Dogs are given to the farmers for free (supported through generous funding from organisations, not the government) after they have been guided in their natural instinct to protect and guard, rather than hunt (which is a relatively low instinct in this breed).  Most of Cyril’s time is spent in getting farmers on board to abandon inhumane and other environmentally dodgy practices and to support the efficient working of placed dogs.  Thus farmers seeing and hearing about these guard dogs in action over time develop trust in and join the scheme.  The guard dogs are essentially loaned to the farmer in return for the agreeing not to use measures that endanger or kill cheetahs / predators.  After a year, if the arrangement works well, the ownership and responsibility for the livestock guarding dog (LDG) is transferred to the farmer even though the Cheetah Outreach Trust is always there to help if needed.  The aim is to develop a LDG culture where farmers will pay for and source their own dogs and utilise them correctly.  Under the current arrangement and this future scenario, the cheetahs can still roam the (farm)land and hunt wild prey while livestock are largely protected.

This livestock guarding dog programme run by the Cheetah Outreach Trust has some impressive statistics.  In most cases the livestock guard dogs reduce predation by 90-100%!  However, this is just one specific programme run in South Africa to try and educate, support and research conservation management.  While providing some very positive news for this area, other areas and cheetah populations are not so lucky.

Not all are so lucky
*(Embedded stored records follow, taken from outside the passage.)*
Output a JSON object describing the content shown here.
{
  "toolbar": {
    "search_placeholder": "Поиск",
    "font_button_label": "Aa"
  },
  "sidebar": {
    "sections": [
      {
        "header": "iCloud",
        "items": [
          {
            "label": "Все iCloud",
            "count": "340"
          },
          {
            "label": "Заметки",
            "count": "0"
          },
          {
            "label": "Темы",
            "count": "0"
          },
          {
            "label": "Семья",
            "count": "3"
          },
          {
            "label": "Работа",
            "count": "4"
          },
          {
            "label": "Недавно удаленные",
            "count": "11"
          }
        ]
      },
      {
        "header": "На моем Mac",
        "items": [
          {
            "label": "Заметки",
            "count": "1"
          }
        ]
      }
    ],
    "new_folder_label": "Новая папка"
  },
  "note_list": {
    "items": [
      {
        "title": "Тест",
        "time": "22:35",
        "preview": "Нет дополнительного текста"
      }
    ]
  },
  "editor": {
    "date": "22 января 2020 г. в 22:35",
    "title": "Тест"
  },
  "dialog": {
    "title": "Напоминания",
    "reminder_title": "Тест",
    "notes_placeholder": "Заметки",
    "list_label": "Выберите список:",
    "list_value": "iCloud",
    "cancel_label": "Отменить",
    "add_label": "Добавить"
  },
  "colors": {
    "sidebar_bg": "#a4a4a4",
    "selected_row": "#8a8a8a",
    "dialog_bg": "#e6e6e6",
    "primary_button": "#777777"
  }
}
Recently, a news item flashed up globally about cheetahs being highly vulnerable to extinction[i].  Asiatic and African populations have been hit hard in the past decade or so.  For example, in Zimbabwe, numbers have dropped by 85% in just 16 years (from 1,200 to 170 animals).  Wild cheetahs have to contend surviving in less than a tenth of their past territory, yet it is a space demanding species and in addition to losing ground also faces a range of other threats, including hunting and illegal trafficking of cheetah body parts.  Research, as for example conducted by the Zoological Society of London (ZSL) and Wildlife Conservation Society (WCS) indicate that more than habitat protection is required; we need to think and work more on the successful co-existence of humans and wildlife.

With actions and organisations such as the Cheetah Outreach (www.cheetah.co.za), there is some hope for the world’s fastest land animal being able to survive and sprint into the future.

Watch out for fund-raising activities in the CEBE open plan office this spring.  The total cost of training a guard dog puppy from around 6 weeks old to 1 year is around ZAR 16,000 / £800-1,000 including food, medicines and vet costs.  A dog can be ‘adopted’ for ZAR 5,000, about £250-300 depending on exchange rates, to help with funding the scheme.  More information and sponsorship details are available at the Cheetah Outreach website www.cheetah.co.za.

 

[i] Press Association (2016) Cheetah ‘more vulnerable to extinction than previously thought’. The Guardian online 27 December 2016 https://www.theguardian.com/environment/2016/dec/27/cheetah-more-vulnerable-to-extinction-than-previously-thought?CMP=twt_gu

 

Acknowledgements: Many thanks to Cyril Stannard and Rosie Wilkes for offering and delivering the talk to BCU students on the Masters in Environmental Sustainability course and for checking a draft of the blog and providing updated data / stats.

Speak Your Mind

*